[Items listed in a dataset]
○ ○ ○ ○ ○
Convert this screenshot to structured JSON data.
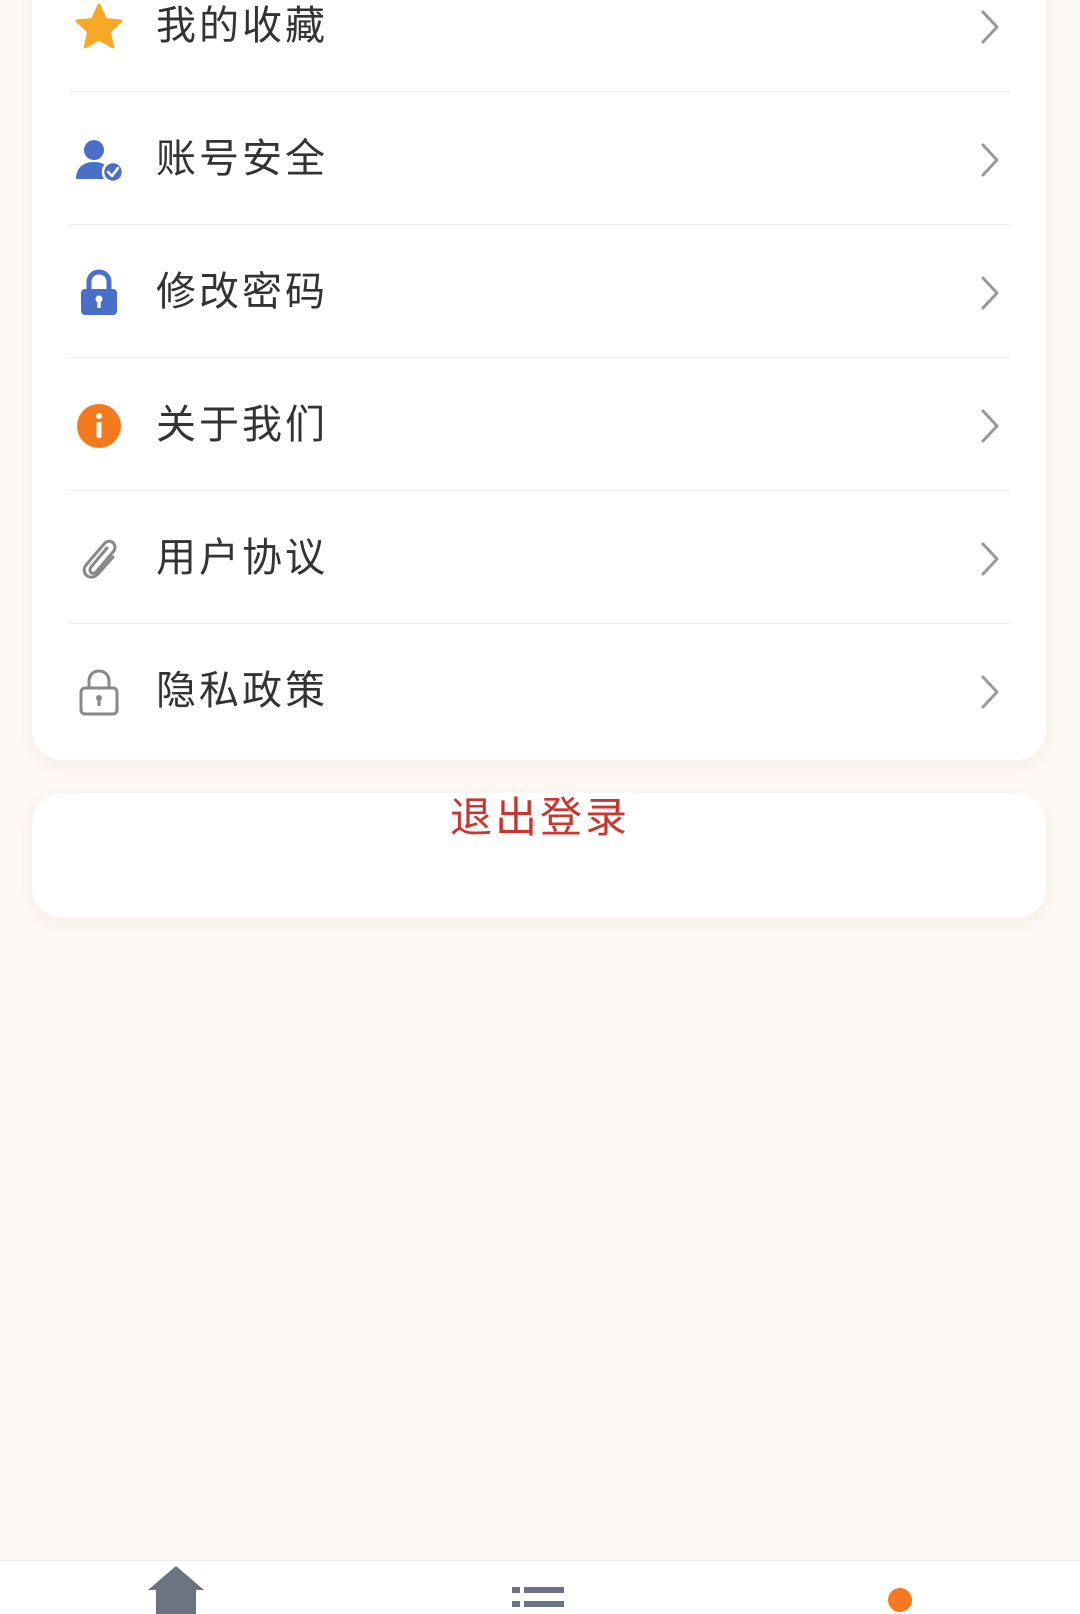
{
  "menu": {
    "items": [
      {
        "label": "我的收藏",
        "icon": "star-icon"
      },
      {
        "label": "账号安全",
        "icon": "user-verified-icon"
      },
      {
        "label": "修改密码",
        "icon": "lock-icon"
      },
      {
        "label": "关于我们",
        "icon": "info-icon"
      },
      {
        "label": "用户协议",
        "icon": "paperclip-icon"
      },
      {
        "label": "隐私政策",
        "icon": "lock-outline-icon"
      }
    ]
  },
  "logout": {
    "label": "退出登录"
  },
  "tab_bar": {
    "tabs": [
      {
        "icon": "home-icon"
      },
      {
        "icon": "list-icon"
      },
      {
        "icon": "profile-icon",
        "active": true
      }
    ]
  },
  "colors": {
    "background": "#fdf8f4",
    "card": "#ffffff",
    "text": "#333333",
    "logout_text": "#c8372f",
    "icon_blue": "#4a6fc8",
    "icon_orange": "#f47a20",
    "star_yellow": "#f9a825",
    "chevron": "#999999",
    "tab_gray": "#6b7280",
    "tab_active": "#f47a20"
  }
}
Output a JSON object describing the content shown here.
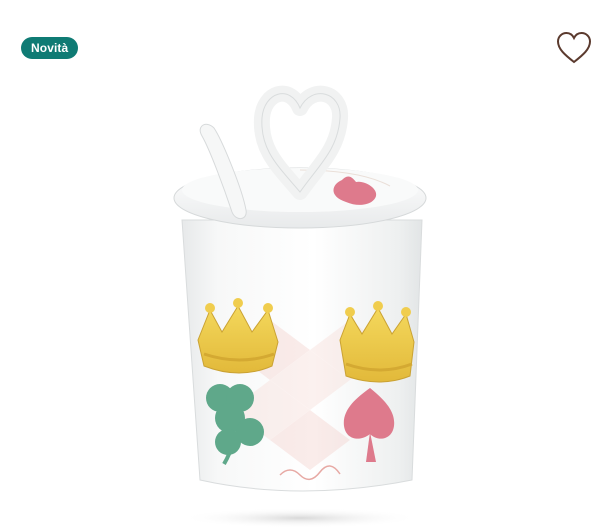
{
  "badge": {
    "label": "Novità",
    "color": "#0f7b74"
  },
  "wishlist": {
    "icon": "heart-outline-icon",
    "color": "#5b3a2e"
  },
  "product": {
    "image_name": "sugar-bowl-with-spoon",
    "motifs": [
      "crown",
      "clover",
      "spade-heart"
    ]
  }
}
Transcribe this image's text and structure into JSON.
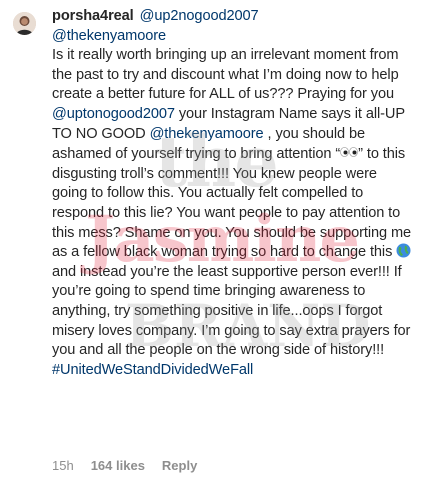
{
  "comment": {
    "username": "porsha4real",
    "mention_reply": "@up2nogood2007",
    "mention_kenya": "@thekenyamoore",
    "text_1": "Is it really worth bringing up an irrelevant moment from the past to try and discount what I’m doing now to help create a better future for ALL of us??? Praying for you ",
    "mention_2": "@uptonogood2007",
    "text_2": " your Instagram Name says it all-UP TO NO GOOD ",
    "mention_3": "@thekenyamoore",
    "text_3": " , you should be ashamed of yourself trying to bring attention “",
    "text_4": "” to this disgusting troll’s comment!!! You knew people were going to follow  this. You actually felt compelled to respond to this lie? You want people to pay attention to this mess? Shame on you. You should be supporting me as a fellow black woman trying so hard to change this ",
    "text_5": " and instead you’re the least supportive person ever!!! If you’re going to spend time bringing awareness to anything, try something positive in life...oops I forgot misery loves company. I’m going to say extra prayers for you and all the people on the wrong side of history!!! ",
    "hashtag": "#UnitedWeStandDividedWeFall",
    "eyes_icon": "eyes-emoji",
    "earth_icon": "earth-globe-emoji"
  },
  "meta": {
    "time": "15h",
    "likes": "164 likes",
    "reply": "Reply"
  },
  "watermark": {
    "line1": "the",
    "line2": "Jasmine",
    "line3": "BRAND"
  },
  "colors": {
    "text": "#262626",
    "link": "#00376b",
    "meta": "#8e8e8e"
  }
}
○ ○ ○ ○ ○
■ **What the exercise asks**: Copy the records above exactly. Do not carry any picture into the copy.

■ **Response**:
Convert this screenshot to structured JSON data.
{
  "menu": {
    "items": [
      {
        "label": "我的收藏",
        "icon": "star-icon"
      },
      {
        "label": "账号安全",
        "icon": "user-verified-icon"
      },
      {
        "label": "修改密码",
        "icon": "lock-icon"
      },
      {
        "label": "关于我们",
        "icon": "info-icon"
      },
      {
        "label": "用户协议",
        "icon": "paperclip-icon"
      },
      {
        "label": "隐私政策",
        "icon": "lock-outline-icon"
      }
    ]
  },
  "logout": {
    "label": "退出登录"
  },
  "tab_bar": {
    "tabs": [
      {
        "icon": "home-icon"
      },
      {
        "icon": "list-icon"
      },
      {
        "icon": "profile-icon",
        "active": true
      }
    ]
  },
  "colors": {
    "background": "#fdf8f4",
    "card": "#ffffff",
    "text": "#333333",
    "logout_text": "#c8372f",
    "icon_blue": "#4a6fc8",
    "icon_orange": "#f47a20",
    "star_yellow": "#f9a825",
    "chevron": "#999999",
    "tab_gray": "#6b7280",
    "tab_active": "#f47a20"
  }
}
Output a JSON object describing the content shown here.
{
  "badge": {
    "label": "Novità",
    "color": "#0f7b74"
  },
  "wishlist": {
    "icon": "heart-outline-icon",
    "color": "#5b3a2e"
  },
  "product": {
    "image_name": "sugar-bowl-with-spoon",
    "motifs": [
      "crown",
      "clover",
      "spade-heart"
    ]
  }
}
Transcribe this image's text and structure into JSON.
{
  "comment": {
    "username": "porsha4real",
    "mention_reply": "@up2nogood2007",
    "mention_kenya": "@thekenyamoore",
    "text_1": "Is it really worth bringing up an irrelevant moment from the past to try and discount what I’m doing now to help create a better future for ALL of us??? Praying for you ",
    "mention_2": "@uptonogood2007",
    "text_2": " your Instagram Name says it all-UP TO NO GOOD ",
    "mention_3": "@thekenyamoore",
    "text_3": " , you should be ashamed of yourself trying to bring attention “",
    "text_4": "” to this disgusting troll’s comment!!! You knew people were going to follow  this. You actually felt compelled to respond to this lie? You want people to pay attention to this mess? Shame on you. You should be supporting me as a fellow black woman trying so hard to change this ",
    "text_5": " and instead you’re the least supportive person ever!!! If you’re going to spend time bringing awareness to anything, try something positive in life...oops I forgot misery loves company. I’m going to say extra prayers for you and all the people on the wrong side of history!!! ",
    "hashtag": "#UnitedWeStandDividedWeFall",
    "eyes_icon": "eyes-emoji",
    "earth_icon": "earth-globe-emoji"
  },
  "meta": {
    "time": "15h",
    "likes": "164 likes",
    "reply": "Reply"
  },
  "watermark": {
    "line1": "the",
    "line2": "Jasmine",
    "line3": "BRAND"
  },
  "colors": {
    "text": "#262626",
    "link": "#00376b",
    "meta": "#8e8e8e"
  }
}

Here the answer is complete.